INPUT MATERIAL:

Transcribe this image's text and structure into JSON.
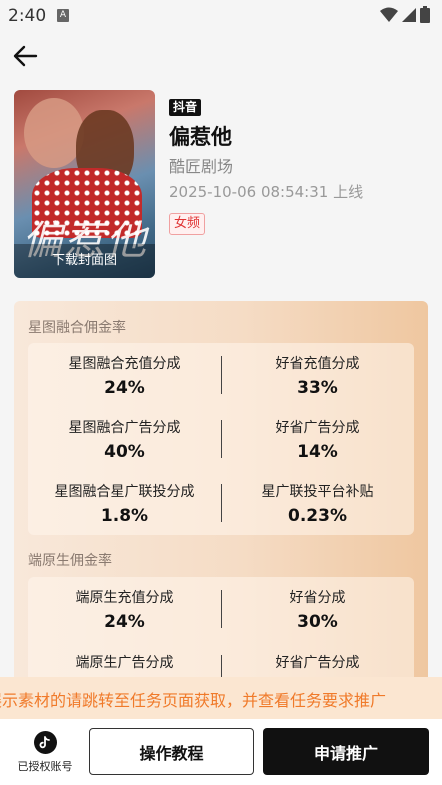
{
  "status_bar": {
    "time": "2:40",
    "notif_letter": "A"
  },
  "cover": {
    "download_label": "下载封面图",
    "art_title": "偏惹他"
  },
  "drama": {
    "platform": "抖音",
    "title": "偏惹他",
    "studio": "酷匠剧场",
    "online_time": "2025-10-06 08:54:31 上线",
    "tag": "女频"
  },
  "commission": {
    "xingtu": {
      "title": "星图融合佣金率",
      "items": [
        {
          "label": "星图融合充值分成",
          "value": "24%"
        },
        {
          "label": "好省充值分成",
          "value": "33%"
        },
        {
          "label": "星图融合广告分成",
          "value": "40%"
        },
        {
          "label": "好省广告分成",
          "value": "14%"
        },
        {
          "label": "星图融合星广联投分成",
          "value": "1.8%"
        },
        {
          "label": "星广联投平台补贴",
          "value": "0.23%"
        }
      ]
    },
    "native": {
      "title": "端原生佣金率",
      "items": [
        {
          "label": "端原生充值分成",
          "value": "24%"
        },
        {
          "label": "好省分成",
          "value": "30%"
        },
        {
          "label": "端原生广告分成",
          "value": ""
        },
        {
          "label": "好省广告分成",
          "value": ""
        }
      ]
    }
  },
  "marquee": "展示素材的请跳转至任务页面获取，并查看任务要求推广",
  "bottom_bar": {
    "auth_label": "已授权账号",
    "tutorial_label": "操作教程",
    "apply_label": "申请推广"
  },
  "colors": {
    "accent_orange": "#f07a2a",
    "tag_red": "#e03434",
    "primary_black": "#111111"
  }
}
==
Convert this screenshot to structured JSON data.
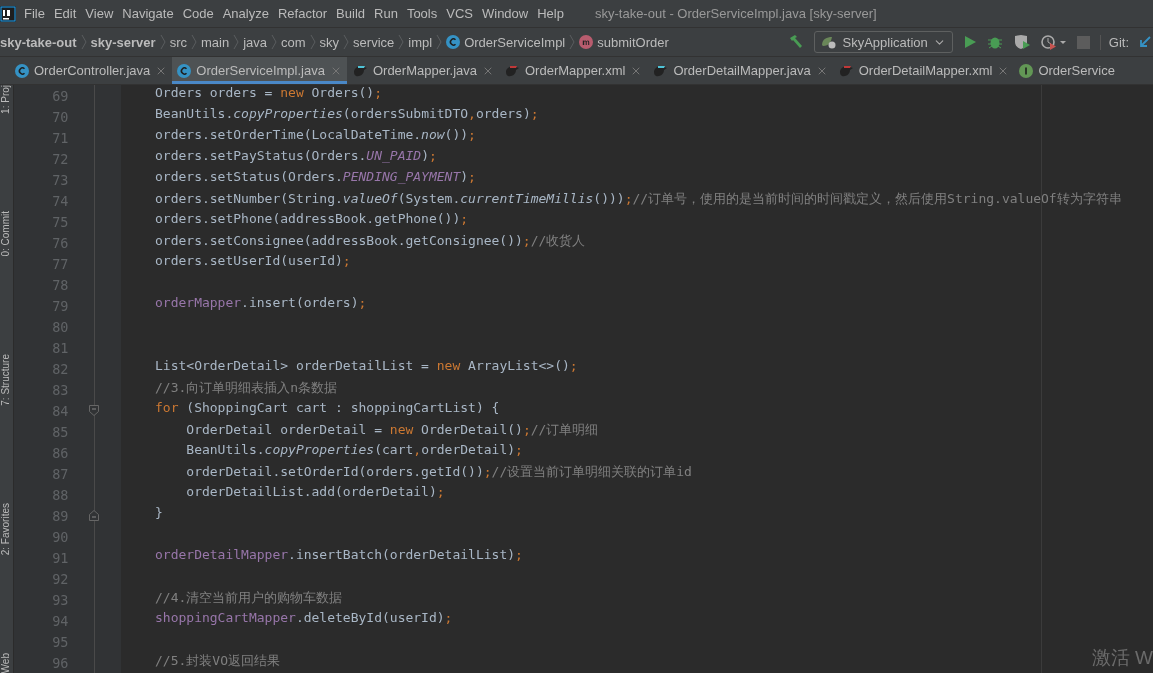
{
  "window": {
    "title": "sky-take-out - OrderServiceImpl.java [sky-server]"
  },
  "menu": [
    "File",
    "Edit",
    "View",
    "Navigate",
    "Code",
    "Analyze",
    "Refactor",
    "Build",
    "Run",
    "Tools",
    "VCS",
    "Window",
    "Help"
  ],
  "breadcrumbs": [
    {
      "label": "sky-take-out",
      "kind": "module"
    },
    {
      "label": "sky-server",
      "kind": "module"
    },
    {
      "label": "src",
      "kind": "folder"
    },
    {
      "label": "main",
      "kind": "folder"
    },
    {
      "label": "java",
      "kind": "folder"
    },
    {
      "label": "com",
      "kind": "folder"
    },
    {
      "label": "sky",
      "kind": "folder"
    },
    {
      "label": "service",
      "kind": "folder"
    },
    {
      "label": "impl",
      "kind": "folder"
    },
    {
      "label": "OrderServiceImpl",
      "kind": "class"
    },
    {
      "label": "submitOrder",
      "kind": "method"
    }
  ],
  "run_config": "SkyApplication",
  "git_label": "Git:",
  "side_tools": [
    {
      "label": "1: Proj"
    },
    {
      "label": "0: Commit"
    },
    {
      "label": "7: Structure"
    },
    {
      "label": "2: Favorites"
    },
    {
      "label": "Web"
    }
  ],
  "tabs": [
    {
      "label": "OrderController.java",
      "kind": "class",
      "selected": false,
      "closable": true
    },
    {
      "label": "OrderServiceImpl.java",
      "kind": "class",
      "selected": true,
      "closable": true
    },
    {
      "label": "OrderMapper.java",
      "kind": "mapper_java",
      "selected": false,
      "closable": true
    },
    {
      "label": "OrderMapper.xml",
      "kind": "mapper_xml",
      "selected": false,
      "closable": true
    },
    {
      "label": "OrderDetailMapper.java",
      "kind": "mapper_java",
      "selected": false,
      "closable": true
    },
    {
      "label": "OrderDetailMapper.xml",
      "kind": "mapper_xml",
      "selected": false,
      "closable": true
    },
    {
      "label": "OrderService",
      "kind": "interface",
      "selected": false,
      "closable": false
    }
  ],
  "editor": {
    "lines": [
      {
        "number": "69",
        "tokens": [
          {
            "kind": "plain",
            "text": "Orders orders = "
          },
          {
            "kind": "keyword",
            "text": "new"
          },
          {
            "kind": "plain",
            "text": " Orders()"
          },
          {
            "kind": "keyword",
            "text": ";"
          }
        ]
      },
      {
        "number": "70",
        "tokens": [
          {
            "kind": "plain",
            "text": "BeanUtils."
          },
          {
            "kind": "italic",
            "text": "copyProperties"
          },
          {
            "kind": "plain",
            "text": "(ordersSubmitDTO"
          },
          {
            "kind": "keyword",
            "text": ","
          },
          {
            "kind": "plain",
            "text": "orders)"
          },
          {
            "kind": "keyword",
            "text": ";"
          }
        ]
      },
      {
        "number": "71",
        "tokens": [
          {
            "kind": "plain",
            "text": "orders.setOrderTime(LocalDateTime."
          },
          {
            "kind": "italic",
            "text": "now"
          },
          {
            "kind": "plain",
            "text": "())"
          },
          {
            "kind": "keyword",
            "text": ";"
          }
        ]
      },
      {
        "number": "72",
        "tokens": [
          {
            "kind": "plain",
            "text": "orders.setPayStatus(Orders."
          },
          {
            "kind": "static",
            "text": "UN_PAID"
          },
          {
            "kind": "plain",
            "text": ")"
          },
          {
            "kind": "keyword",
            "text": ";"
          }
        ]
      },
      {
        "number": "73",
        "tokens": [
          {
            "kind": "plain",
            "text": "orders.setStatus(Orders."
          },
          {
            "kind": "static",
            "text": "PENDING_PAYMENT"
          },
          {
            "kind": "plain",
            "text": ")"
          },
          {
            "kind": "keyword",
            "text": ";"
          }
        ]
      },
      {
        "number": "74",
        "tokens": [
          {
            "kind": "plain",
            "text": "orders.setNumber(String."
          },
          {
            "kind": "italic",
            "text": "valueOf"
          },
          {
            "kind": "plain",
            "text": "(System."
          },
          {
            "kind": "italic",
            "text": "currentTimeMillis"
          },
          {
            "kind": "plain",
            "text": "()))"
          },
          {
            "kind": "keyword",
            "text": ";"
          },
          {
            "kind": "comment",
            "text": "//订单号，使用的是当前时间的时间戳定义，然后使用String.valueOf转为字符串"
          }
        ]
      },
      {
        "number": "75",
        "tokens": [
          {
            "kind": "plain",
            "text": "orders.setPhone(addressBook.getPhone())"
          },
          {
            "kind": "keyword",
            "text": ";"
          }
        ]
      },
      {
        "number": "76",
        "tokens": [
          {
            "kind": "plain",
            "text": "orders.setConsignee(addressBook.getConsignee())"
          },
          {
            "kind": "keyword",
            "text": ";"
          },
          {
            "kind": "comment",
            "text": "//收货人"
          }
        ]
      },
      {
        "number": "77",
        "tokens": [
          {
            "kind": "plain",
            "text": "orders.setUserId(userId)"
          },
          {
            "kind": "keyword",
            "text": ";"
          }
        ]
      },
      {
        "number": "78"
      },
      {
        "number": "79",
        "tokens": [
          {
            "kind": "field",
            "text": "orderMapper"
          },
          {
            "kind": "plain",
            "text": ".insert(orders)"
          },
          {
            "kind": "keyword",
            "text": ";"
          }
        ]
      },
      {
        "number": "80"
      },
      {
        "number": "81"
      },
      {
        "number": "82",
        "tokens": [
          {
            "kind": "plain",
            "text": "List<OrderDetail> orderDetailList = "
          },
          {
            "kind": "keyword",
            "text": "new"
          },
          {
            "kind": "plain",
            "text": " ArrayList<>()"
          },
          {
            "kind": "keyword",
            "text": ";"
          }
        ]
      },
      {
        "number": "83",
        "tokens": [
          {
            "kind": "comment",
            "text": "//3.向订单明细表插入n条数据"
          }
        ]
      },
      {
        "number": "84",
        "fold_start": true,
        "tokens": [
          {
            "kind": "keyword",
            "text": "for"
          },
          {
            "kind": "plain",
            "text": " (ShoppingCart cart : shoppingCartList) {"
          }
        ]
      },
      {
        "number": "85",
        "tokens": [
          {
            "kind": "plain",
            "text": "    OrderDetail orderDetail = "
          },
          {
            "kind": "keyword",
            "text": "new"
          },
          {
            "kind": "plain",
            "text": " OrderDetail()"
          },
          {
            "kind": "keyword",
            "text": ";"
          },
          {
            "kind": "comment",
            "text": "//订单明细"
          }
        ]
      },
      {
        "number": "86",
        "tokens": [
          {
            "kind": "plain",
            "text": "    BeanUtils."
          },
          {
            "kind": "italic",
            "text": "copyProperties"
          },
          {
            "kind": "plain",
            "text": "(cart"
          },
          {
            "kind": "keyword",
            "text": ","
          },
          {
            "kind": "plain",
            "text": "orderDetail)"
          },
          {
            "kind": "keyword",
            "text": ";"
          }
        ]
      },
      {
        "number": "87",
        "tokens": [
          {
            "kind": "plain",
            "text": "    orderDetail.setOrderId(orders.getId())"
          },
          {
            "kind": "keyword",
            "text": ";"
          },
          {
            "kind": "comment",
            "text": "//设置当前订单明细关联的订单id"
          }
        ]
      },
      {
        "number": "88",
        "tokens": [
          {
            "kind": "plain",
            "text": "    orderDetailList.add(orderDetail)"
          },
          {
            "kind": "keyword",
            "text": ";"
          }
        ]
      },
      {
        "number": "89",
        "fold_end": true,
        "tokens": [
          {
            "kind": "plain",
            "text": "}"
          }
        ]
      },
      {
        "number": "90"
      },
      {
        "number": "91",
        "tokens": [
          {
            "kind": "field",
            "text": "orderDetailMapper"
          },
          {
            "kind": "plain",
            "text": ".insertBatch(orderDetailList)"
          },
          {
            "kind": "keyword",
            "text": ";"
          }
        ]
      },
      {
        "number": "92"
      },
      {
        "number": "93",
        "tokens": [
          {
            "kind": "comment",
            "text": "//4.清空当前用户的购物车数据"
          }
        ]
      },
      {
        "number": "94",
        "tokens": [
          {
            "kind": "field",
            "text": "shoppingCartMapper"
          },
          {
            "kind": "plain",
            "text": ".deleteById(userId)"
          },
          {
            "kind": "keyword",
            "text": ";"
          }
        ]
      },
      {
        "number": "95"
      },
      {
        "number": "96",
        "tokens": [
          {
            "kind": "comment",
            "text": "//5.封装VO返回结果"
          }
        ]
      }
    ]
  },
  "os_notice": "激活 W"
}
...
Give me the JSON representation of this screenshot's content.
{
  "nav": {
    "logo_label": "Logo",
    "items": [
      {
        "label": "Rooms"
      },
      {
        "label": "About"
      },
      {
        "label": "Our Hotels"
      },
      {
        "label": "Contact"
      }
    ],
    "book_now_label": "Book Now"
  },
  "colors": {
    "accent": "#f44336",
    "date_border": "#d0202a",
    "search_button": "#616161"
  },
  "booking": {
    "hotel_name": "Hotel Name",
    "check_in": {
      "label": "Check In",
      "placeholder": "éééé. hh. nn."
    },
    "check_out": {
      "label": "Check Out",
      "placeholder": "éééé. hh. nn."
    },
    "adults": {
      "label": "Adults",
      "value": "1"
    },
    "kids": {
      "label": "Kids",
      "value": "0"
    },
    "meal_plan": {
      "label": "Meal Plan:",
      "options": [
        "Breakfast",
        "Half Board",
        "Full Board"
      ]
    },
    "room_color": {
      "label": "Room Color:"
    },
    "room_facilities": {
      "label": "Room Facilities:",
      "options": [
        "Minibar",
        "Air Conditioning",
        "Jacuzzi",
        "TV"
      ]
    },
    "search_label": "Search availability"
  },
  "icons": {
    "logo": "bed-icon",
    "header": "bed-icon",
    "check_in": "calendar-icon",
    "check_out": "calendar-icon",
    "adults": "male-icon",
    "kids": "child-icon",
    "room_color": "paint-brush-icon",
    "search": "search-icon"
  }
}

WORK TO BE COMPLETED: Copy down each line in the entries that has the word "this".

RESPONSE:
Transcribe this image's text and structure into JSON.
Convert this screenshot to structured JSON data.
Give me the JSON representation of this screenshot's content.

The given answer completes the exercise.